The invisibility of women, as well as an affinity for violence in the gender expecations for men, can be grasped for example by looking at popular contemporary movies in the US:
Here we see that popular movies focus mainly on men (surprise, surprise), as well as other pieces of the puzzle, such as that the goals of portrayed men and women differ in regards to being social or anti-social (male characters were more likely to strive for anti-social goals), and so on.
Even more interesting is this study (.pdf) though, concerned more detailed about how women are depicted in popular movies in several (and not only Western) countries:
Some of the findings are summarised as follows:
• Sexualization is the standard for female characters globally: girls and women are twice as likely as boys and men to be shown in sexually revealing clothing, partially or fully naked, thin, and five times as likely to be referenced as attractive. Films for younger audiences are less likely to sexualize females than are those films for older audiences.
• Teen females (13-20 years) are just as likely as young adult females (21-39 years) to be sexualized.
• Female characters only comprise 22.5% of the global film workforce, whereas male characters form 77.5%.
• Leadership positions pull male; only 13.9% of executives and just 9.5% of high-level politicians were women.
• Across prestigious professions, male characters outnumbered their female counterparts as attorneys and judges (13 to 1), professors (16 to 1), medical
As to the function of movies providing role models, in this quote in regards to body expectations:
Research reveals that exposure to sexualized and thin content can contribute to or reinforce body shame, appearance anxiety, or internalization of the thin ideal among some females.
Here, many things come together that are important.
Women in movies are to a large extent blurred out, their are sexualised and more likely reduced to appearance, they are not leaders as men are, and so on. The same study provided also a reason how this situation came across:
• Out of a total of 1,452 filmmakers with an identifiable gender, 20.5% were female and 79.5% were male. Females comprised 7% of directors, 19.7% of writers, and 22.7% of producers across the sample.
• Films with a female director or female writer attached had significantly more girls and women on screen than did those without a female director or writer attached.
A product, in this case films, comes into existence reflecting the world according to the perspectives, stereotypes and norms present in those at whoms hands it is created. Which is, in this case, mainly men. (Also, consider: This is popular films, not all films nor series included.)
One final study I want to mention is specifically interesting to me because it shows how a process of structural discrimination is hardly observable and, hinsight, looks to us like a given, “natural” constant rather than a development, or perhaps as the outcome of random individual choices rather than systemic:

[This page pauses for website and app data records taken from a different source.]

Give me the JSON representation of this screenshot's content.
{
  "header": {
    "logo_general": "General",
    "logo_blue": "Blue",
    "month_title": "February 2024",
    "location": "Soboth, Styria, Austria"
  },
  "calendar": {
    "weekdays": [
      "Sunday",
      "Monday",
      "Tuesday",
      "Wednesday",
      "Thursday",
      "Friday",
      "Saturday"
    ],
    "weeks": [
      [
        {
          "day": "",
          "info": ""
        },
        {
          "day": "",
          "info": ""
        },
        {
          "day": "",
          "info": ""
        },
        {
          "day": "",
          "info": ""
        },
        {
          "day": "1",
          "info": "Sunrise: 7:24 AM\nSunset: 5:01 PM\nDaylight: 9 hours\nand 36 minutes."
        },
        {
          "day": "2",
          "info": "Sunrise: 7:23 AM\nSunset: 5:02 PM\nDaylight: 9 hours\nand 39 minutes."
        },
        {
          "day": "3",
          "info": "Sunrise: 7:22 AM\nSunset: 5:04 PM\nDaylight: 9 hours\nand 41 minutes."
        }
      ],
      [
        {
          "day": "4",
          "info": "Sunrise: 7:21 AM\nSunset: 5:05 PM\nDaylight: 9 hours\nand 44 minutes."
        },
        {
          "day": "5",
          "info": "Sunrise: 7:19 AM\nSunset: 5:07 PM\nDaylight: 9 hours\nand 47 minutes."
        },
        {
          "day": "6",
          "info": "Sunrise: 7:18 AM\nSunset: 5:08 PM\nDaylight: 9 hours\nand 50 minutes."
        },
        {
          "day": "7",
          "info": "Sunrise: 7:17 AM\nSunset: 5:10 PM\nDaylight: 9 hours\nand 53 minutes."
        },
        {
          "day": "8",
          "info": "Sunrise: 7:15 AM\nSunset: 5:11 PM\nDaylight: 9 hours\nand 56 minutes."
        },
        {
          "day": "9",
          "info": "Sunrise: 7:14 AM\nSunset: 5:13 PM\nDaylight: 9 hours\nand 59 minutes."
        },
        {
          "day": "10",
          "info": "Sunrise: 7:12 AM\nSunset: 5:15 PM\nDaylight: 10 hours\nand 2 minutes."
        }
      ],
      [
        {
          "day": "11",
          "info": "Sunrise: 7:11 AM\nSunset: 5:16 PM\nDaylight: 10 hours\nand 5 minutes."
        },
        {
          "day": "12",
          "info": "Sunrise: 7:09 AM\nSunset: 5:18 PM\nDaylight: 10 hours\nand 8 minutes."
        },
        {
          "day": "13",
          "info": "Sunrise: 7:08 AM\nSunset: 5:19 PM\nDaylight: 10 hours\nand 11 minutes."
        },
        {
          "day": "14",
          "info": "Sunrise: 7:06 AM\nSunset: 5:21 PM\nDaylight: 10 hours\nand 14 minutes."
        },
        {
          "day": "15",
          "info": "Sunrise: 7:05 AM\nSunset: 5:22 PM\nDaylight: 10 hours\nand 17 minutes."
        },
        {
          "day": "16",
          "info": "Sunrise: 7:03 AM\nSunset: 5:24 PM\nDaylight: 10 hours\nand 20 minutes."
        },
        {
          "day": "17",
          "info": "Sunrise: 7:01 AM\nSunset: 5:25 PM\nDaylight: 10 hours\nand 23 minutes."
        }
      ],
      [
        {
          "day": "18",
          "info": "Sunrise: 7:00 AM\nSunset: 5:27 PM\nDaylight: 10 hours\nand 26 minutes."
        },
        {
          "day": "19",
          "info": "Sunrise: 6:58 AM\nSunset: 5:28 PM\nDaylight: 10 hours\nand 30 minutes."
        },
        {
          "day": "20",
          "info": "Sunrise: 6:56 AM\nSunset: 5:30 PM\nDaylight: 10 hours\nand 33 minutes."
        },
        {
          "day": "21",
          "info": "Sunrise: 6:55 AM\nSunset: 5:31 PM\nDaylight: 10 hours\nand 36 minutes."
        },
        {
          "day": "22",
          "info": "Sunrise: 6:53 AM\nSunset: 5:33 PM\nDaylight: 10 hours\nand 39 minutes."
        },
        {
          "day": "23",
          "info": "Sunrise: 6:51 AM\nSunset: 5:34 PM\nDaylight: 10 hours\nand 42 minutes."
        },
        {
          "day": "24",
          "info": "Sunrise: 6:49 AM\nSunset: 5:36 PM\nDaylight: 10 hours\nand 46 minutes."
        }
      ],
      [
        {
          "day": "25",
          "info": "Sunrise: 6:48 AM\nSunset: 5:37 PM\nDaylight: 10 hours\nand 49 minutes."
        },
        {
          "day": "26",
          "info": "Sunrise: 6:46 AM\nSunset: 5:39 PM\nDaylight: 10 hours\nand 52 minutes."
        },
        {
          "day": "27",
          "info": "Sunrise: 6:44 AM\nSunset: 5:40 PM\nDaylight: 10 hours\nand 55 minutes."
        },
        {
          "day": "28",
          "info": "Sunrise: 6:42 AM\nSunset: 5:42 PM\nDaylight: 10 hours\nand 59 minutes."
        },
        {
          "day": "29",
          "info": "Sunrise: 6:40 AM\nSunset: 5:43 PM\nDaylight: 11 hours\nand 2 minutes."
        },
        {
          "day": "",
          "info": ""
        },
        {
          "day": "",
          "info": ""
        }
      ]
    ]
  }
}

Apparently, in the 70s, women would be increasingly interested in computer sciences – until in the 80s, the industry began marketing computers as “toys for boys”. This lead, for example, to families rather buying a computer for their sons than their daughters even if daughters might have shown as much or more interest in a PC. The article also points out that at that time, movies about geeks would be shown in the cinemas, also featuring exceptionally men as protagonists.
This factored into a development which we see changing slightly over the past decade or so, one that resulted in a new major source of power – being able to use computers, the internet, and all of what is connected to that – is again given in the hands of a rather homogenous group.
I could go on like this forever, but I kind of doubt anyone actually read all of it. I think the important question here is, and I will try to answer this in the upcoming pieces:
Why does this disparity exist and why are so many people so certain that it doesn’t still?